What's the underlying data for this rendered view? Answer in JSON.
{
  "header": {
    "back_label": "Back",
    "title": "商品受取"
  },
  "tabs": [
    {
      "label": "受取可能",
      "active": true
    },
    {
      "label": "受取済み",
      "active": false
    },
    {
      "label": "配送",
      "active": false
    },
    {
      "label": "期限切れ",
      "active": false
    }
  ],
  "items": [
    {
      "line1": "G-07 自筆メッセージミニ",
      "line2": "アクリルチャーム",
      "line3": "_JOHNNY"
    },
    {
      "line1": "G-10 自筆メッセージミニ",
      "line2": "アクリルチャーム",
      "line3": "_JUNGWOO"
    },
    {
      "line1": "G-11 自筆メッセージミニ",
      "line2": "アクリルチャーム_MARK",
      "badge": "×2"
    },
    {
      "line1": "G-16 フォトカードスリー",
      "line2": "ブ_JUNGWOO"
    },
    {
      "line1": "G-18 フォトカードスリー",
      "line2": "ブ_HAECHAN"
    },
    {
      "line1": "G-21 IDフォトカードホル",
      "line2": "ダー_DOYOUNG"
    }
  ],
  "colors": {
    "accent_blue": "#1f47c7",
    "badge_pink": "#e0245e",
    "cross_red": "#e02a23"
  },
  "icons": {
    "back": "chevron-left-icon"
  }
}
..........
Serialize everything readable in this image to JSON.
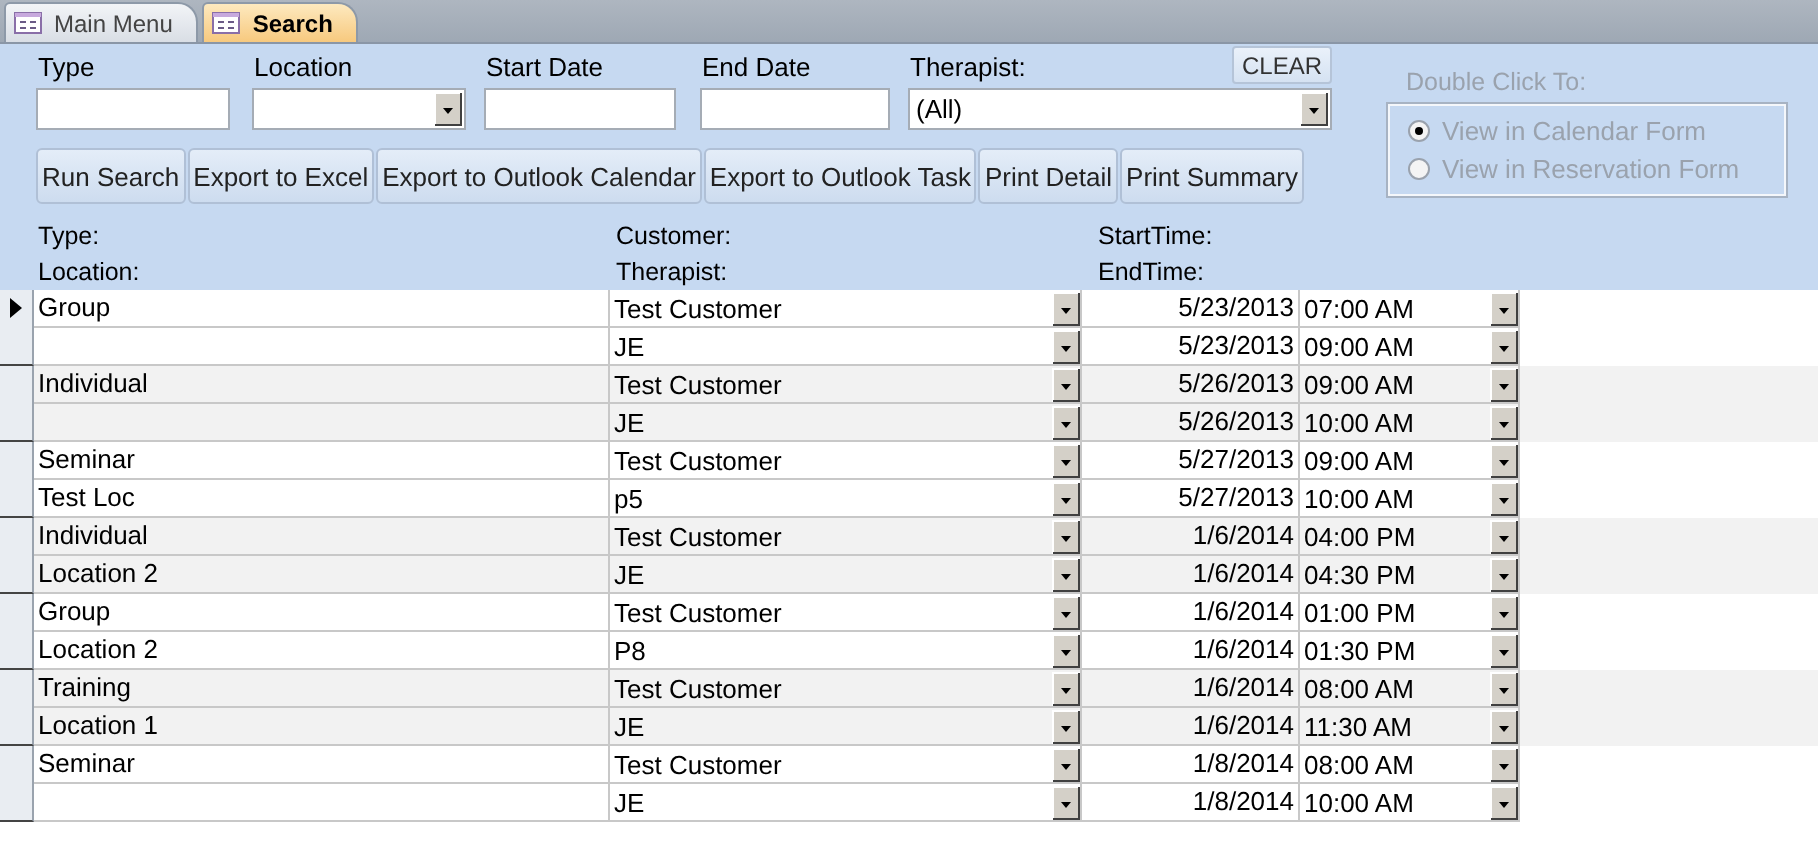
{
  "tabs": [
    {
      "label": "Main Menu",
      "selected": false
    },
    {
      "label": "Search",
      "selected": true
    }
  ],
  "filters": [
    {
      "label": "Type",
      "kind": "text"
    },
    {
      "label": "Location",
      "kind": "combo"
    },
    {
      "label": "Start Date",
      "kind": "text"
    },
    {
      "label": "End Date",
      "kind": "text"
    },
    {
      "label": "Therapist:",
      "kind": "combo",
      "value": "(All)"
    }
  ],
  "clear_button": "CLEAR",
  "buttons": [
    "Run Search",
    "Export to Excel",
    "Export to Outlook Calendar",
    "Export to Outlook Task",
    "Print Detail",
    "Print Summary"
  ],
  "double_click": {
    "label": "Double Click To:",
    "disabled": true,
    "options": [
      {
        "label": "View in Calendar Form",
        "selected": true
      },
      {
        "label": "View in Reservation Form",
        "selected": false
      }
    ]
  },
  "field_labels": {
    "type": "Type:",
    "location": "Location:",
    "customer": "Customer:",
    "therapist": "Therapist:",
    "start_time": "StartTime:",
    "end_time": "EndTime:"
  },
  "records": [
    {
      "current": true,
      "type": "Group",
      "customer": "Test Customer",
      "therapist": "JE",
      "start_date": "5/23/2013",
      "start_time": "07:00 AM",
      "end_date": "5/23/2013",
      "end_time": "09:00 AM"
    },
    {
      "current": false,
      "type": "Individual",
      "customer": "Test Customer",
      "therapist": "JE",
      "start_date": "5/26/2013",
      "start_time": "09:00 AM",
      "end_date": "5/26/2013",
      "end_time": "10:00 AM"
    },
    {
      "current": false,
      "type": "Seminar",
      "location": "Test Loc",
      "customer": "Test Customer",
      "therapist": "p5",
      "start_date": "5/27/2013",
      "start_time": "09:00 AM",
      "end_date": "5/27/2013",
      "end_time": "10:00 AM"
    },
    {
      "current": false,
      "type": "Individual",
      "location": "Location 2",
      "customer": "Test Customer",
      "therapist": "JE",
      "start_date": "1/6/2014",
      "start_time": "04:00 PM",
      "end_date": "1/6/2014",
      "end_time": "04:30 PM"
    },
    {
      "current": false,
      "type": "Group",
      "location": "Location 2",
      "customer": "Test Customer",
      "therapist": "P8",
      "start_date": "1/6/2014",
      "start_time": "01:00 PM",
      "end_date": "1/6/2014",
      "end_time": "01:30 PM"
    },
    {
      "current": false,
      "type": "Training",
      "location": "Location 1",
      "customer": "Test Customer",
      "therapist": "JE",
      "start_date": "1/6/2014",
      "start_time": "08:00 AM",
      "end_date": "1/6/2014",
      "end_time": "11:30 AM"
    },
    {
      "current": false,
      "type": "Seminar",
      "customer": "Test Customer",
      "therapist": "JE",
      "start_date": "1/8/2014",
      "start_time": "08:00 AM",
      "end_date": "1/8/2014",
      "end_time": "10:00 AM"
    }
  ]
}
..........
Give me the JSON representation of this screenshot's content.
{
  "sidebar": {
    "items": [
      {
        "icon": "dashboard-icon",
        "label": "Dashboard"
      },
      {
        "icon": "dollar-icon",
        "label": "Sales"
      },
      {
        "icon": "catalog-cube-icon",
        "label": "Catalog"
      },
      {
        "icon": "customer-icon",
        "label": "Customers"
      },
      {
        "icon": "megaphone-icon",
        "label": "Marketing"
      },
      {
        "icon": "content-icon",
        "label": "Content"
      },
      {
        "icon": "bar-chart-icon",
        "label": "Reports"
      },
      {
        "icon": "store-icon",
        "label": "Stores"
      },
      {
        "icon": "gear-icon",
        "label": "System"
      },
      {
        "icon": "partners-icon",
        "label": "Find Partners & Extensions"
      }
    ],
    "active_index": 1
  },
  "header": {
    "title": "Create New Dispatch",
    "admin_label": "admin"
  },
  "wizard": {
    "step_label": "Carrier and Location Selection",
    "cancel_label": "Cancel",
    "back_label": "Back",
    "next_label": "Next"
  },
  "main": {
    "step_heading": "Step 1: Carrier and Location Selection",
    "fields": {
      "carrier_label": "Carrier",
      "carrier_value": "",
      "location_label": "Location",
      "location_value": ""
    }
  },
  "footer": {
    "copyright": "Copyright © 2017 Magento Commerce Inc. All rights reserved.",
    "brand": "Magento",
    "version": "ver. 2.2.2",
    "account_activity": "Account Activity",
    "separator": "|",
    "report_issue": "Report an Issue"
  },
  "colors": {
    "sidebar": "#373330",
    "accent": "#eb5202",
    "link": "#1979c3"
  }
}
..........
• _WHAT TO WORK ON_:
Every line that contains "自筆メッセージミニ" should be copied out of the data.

• _TASK ANSWER_:
      "line1": "G-07 自筆メッセージミニ",
      "line1": "G-10 自筆メッセージミニ",
      "line1": "G-11 自筆メッセージミニ",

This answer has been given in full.